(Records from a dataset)
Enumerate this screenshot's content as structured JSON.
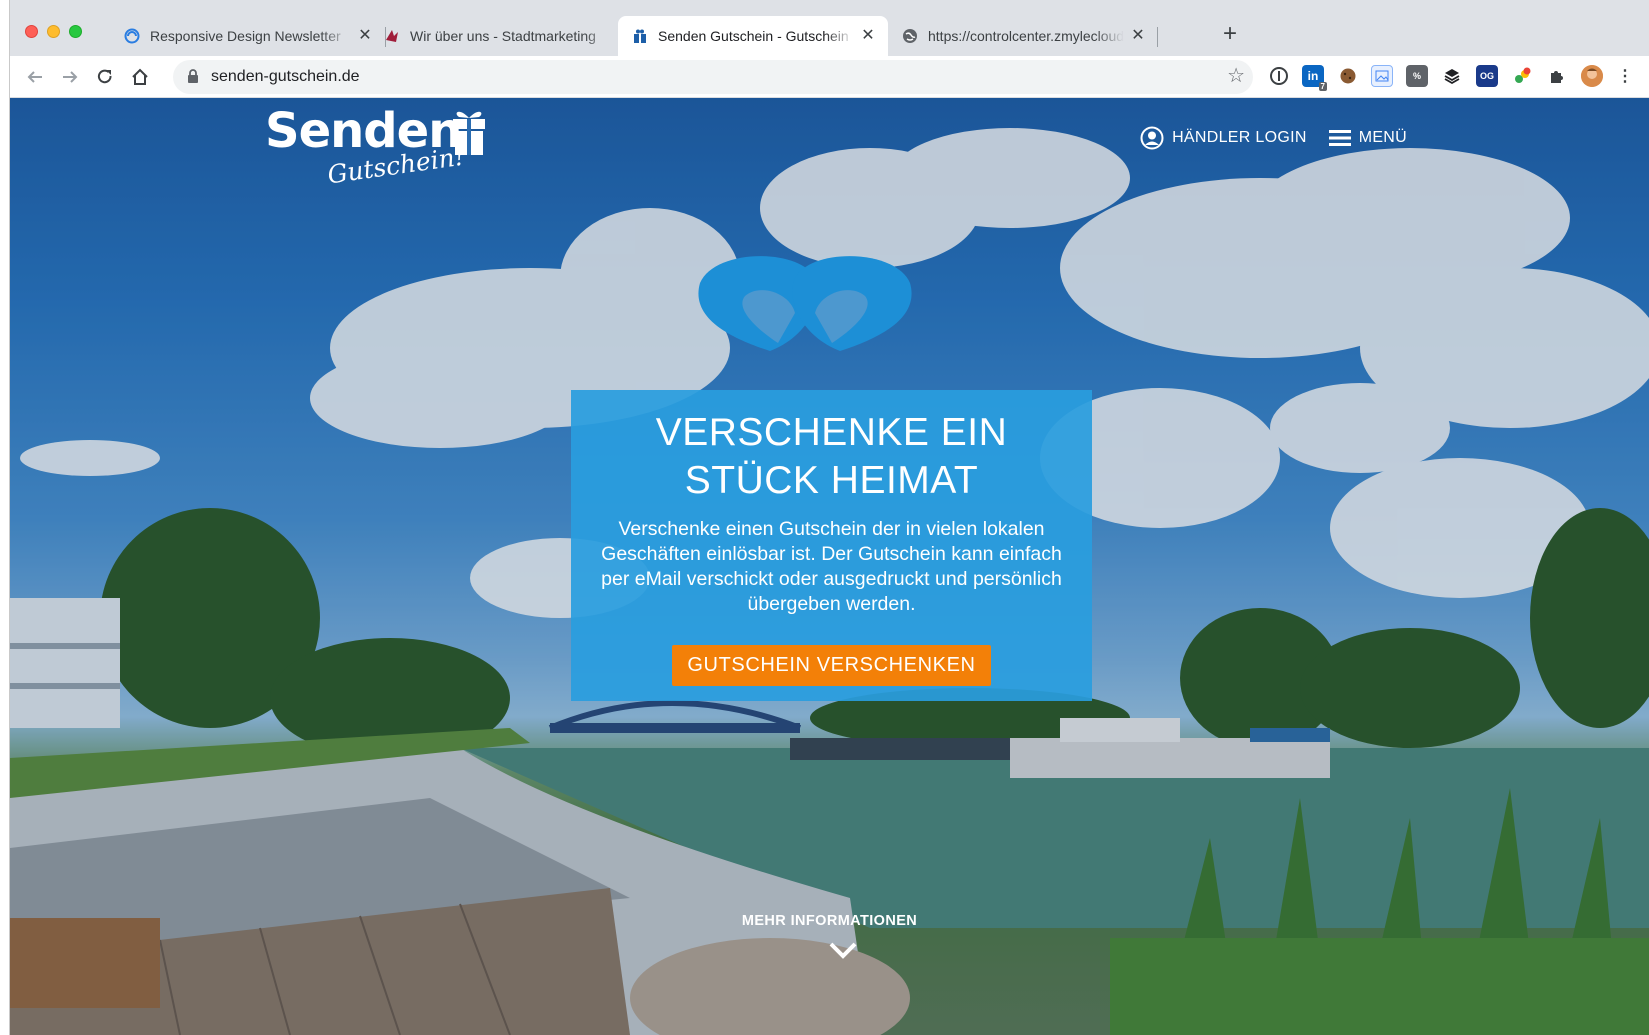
{
  "browser": {
    "tabs": [
      {
        "title": "Responsive Design Newsletter",
        "active": false,
        "favicon": "swirl-icon"
      },
      {
        "title": "Wir über uns - Stadtmarketing",
        "active": false,
        "favicon": "logo-icon"
      },
      {
        "title": "Senden Gutschein - Gutschein",
        "active": true,
        "favicon": "gift-icon"
      },
      {
        "title": "https://controlcenter.zmylecloud",
        "active": false,
        "favicon": "globe-icon"
      }
    ],
    "url": "senden-gutschein.de",
    "extensions": [
      "1password-icon",
      "linkedin-icon",
      "cookie-icon",
      "image-icon",
      "extension-icon",
      "layers-icon",
      "og-icon",
      "notification-icon",
      "puzzle-icon",
      "profile-avatar",
      "more-icon"
    ],
    "linkedin_badge": "7",
    "og_label": "OG"
  },
  "site": {
    "logo_word": "Senden",
    "logo_sub": "Gutschein!",
    "dealer_login": "HÄNDLER LOGIN",
    "menu": "MENÜ",
    "hero_title_line1": "VERSCHENKE EIN",
    "hero_title_line2": "STÜCK HEIMAT",
    "hero_text": "Verschenke einen Gutschein der in vielen lokalen Geschäften einlösbar ist. Der Gutschein kann einfach per eMail verschickt oder ausgedruckt und persönlich übergeben werden.",
    "cta": "GUTSCHEIN VERSCHENKEN",
    "more_info": "MEHR INFORMATIONEN"
  },
  "colors": {
    "accent_blue": "#299dde",
    "cta_orange": "#f38008"
  }
}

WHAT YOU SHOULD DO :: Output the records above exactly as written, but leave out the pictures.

RESPONSE TO THIS EXERCISE ::
Enumerate this screenshot's content as structured JSON.
{
  "browser": {
    "tabs": [
      {
        "title": "Responsive Design Newsletter",
        "active": false,
        "favicon": "swirl-icon"
      },
      {
        "title": "Wir über uns - Stadtmarketing",
        "active": false,
        "favicon": "logo-icon"
      },
      {
        "title": "Senden Gutschein - Gutschein",
        "active": true,
        "favicon": "gift-icon"
      },
      {
        "title": "https://controlcenter.zmylecloud",
        "active": false,
        "favicon": "globe-icon"
      }
    ],
    "url": "senden-gutschein.de",
    "extensions": [
      "1password-icon",
      "linkedin-icon",
      "cookie-icon",
      "image-icon",
      "extension-icon",
      "layers-icon",
      "og-icon",
      "notification-icon",
      "puzzle-icon",
      "profile-avatar",
      "more-icon"
    ],
    "linkedin_badge": "7",
    "og_label": "OG"
  },
  "site": {
    "logo_word": "Senden",
    "logo_sub": "Gutschein!",
    "dealer_login": "HÄNDLER LOGIN",
    "menu": "MENÜ",
    "hero_title_line1": "VERSCHENKE EIN",
    "hero_title_line2": "STÜCK HEIMAT",
    "hero_text": "Verschenke einen Gutschein der in vielen lokalen Geschäften einlösbar ist. Der Gutschein kann einfach per eMail verschickt oder ausgedruckt und persönlich übergeben werden.",
    "cta": "GUTSCHEIN VERSCHENKEN",
    "more_info": "MEHR INFORMATIONEN"
  },
  "colors": {
    "accent_blue": "#299dde",
    "cta_orange": "#f38008"
  }
}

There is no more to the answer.